I was stepping out of the Metro Store and sniveling to myself. Someone had jimmy’d my car door and stolen my $700 cell phone, which meant that I was forced to return to the Metro Store, and walk out with my aunt’s prehistoric flip-phone in my hand, and its brick-sized wall-charger. Not only that, but the valedictorians who jimmy’d my car had ruined the car door altogether, meaning that I was going to have to hop over the passenger seat again to drive, and pray to God that no one saw me. It had cost $7 to reactivate my new number and the moment that I flipped the phone open, prepared to eventually grumble and snap it closed again— it rang.
”. . Whose this?”
"What? You don’t recognize the voice of an absolute stranger?"
"Well, I can’t really say that we’re strangers actually. It’s recently come to my attention that you’ve been stalking me, Stephen."
"It’s Elliott, Stephen . ."
Suddenly the film jumped and sputtered off the reel, and my casual stroll became surreal and unfamiliar. In a single heartbeat, even the color around me had changed, and I felt like I was in a panel of a comic, a panel where all the extras in the scene were one flat color so only the main character could stand out . . but I was an extra.
The human heart is filled to the burst with moments like these, tiny moments in time where the air catches in your chest for a heartbeat, and my own heart felt like it was swiftly dropping into my diaphragm. It was somehow growing on the way down, and felt like a time bomb.
“Elliott . .”
"Look, some friends and I are meeting under the overpass. Save my number . . and come too."
I did more than just arrive. I wore my black wizard hat and my old leather jacket, the one I wore when the two of us would walk to the marshes, play with tarot cards, and pass pear-shaped bottles of champagne back and forth. I brought the tarot deck with me, a handful of frosted green buds, and my iPod, in case we decided to goose-foot on top of cars like we used to. We would always crank the volume on our radio until it exploded with the Digable Planets in those days, so that we could still hear the brass section over the car alarms. Such sweet times. Was I a fool to believe it could still be this way? I was, and that was okay, because all lovers are fools, and lovers never lose.

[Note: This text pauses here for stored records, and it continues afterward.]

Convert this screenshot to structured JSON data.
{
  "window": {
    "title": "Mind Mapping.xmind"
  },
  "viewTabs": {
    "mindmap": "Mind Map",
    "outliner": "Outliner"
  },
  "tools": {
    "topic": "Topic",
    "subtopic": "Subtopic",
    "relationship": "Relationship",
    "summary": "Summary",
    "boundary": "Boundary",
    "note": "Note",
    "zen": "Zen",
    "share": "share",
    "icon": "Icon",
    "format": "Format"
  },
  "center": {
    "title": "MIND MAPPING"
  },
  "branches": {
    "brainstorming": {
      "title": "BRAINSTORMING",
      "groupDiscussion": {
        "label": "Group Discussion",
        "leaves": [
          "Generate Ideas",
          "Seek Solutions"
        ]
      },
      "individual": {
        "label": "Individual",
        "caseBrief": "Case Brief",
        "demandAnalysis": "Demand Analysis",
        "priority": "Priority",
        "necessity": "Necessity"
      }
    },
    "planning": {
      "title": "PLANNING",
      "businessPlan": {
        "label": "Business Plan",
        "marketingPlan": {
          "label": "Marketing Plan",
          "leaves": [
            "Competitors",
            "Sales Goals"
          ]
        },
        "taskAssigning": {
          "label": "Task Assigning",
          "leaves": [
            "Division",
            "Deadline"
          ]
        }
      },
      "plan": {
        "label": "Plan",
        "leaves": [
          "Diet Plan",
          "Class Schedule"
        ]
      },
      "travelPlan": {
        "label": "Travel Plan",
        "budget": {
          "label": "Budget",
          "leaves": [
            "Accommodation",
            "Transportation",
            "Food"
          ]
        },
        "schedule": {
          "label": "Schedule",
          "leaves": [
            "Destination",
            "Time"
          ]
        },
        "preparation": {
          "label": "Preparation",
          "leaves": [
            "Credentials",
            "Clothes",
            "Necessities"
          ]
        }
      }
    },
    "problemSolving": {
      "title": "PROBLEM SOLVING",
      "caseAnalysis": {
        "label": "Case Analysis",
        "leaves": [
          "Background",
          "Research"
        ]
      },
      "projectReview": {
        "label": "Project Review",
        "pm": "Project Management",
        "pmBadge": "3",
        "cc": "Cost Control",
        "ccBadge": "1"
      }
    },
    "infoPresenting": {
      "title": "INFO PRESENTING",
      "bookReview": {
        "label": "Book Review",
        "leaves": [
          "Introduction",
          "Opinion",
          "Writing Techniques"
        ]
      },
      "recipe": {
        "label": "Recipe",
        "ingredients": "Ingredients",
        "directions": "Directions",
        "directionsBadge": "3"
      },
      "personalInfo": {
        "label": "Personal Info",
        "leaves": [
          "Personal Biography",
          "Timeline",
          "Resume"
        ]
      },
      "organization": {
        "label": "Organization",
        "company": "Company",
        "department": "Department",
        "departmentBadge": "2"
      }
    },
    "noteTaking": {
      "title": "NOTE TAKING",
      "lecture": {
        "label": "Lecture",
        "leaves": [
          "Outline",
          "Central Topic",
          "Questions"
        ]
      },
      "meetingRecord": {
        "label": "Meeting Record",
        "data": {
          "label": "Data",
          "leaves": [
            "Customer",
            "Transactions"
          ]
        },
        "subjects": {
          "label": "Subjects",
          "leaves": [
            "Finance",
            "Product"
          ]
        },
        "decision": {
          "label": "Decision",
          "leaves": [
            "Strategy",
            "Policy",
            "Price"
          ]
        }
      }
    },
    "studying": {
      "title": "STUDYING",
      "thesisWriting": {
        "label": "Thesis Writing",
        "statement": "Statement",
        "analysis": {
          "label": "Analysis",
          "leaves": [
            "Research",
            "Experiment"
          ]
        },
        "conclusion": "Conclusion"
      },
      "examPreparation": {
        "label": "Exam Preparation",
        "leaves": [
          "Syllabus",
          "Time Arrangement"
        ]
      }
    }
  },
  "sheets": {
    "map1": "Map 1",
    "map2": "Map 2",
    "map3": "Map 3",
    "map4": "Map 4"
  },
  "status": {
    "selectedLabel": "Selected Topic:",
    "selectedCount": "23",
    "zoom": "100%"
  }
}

It was raining when I arrived stomping through puddles to the grasslands along the freeway, and the rainwater was curving over the overpass like a waterfall, making a shimmering iridescent curtain for the entrance below. The water drummed on my wizard hat as I ducked into the underpass, and I hugged a line of familiar faces, all of which were yelping and wearing wizard hats. And next to the parked car was Elliott, leaning against the dark Lexus with his sad dog eyes, smoking a cigarette.
His hair was in messy jet black swirls, and his smoky beard curled around the zippers of his leather jacket. But most important of all, he still had the scar, that beautiful incision that ran from his left eye, across his bee-sting lips, and disappeared beneath the right side of his chin. I pulled out my tarot deck from the back pocket of my jeans with a look of both cunning and innocence, and pulled out one card, smirking.
"The Magician," he smirked back, curling his pompous upper-lip.
It was The Magician, but I think he knew this, because he didn’t wait for me to answer. He just pulled out his own deck from his own back pocket (Oh Gosh!) and pulled out his own card. I became still and I knew.
He flipped the card over and it was indeed the Pope, also called the Hierophant, sitting with his sceptre. I wanted to cry, and intuiting this, Elliott hugged me deep. He smelled like cigarettes, Irish Spring, and old worn-out leather, and I curled my weak arms under him and clutched his shoulders.
"I wonder you . ."
" . . I wonder you," he replied.
Oh, the rhythmical way that we breath! Our hearts sang bird songs at two different tempos, but in an instant of being near each other, our heart rates had synchronized. Five years.
"I change my mind," he said. "I want to take you out. Where do you want to go, flower?"
"Anywhere," I said. "I don’t care! I don’t care!" I beamed child-like.
And as I crawled into his car and packed a bowl, I felt the hot street hum under the squelching tires, and I shot cunning side-glances at my beautiful companions, singing the Smiths and passing around gin in the back seat.
Even when Elliott is focused on the road, out of my periphery, I still feel like he’s watching me, staring at me gently with his sad old dog eyes. I used to think the same thing all those years ago, when we would drive in the same Lexus and go on our numerous adventures. And that’s when I knew. That’s when I knew that Elliott wouldn’t be leaving anywhere ever again without me. That’s when I knew that I would follow him, and struggle for him, dance for him, and look at ugliness for him, and be there for him, for the rest of my life, from that day forward.